Mobile robotic systems are increasingly prevalent in several fields of academia, industry, and everyday life. This dissertation outlines the development of several means of locomotion for such systems and the tools created and used to design them. Novel mechanical designs with minimal actuators are combined with advanced control systems to create dynamic locomotion behavior. A single, unified Lagrangian dynamics architecture is used to represent a variety of robotic systems, derived from first principles and applied programmatically. Model-based control methods are heavily used to take advantage of the known dynamics and are also applied programmatically for the automatic generation of control laws and gain scheduling lookup tables. Improvements to encoder velocity estimation across a wide velocity range are described in detail. A number of key hardware advances in different fields are exploited to create low-cost, but capable, mobile robotic systems: additive manufacturing (3D printing), powerful embedded microprocessors (Arduino, ARM, FPGA), solid state sensors (MEMS accelerometers and gyroscopes), and inexpensive brushed DC motors. This dissertation presents both notable results and tactical details of implementation that will be useful to those designing similar systems.

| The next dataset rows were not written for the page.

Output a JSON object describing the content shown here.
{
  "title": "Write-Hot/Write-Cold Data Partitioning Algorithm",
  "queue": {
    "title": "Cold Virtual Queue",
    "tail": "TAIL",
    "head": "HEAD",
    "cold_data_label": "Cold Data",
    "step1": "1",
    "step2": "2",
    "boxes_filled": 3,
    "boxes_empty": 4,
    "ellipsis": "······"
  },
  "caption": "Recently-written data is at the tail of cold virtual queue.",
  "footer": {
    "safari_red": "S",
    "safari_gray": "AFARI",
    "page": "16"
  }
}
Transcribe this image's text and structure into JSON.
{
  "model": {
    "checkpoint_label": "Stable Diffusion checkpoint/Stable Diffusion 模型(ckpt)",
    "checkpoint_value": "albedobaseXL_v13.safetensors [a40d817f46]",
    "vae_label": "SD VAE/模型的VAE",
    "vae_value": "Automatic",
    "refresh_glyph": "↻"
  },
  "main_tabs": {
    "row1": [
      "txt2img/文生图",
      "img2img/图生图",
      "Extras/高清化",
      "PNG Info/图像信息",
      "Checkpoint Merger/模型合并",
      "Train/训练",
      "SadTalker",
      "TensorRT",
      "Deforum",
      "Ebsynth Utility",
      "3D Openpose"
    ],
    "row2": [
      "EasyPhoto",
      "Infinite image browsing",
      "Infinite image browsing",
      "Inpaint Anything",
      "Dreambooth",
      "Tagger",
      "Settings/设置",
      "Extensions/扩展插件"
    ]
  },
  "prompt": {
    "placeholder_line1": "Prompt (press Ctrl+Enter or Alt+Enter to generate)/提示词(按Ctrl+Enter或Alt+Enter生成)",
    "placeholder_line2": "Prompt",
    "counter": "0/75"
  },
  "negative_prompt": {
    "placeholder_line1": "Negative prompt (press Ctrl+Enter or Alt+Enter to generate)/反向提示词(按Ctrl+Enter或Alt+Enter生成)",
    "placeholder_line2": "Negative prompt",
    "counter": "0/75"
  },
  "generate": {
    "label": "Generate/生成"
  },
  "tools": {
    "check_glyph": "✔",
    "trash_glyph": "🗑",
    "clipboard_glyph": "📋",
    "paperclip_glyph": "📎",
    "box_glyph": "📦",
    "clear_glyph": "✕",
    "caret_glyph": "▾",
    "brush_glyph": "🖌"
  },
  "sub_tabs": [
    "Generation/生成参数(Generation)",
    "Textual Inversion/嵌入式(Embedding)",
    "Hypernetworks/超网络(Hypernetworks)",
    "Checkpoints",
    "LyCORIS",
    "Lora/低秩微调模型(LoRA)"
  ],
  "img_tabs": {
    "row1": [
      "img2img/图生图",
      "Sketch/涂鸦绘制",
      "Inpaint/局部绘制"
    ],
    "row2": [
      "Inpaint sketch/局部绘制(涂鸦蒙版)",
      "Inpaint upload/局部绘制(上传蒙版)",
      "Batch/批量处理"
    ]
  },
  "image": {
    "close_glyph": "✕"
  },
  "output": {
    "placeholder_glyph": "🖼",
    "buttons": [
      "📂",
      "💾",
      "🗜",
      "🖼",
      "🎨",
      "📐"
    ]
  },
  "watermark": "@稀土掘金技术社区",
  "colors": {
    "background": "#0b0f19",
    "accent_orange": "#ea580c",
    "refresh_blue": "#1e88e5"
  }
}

Several novel robotic systems are presented in this dissertation. First, two incarnations of a mobile balancing platform with two coaxial wheels with the center of mass above the center of rotation are presented. Active feedback control is required to stabilize the system. Next, Switchblade is a patent pending treaded inverted pendulum designed for maximum mobility over a wide range of terrain including tight spaces and significant obstacles (e.g. stairs). Multiple variants of the design are explored, which shows that the vehicle concept is broadly applicable across different length scales and use cases. SkySweeper is an under-actuated robotic system designed for multimodal locomotion along wires and cables. Finally, RAPID is a reconfigurable, automated dynamometer for characterizing small DC motors, the primary purpose of which is identifying the operating parameters of motors used in vehicles with model-based control and estimation algorithms.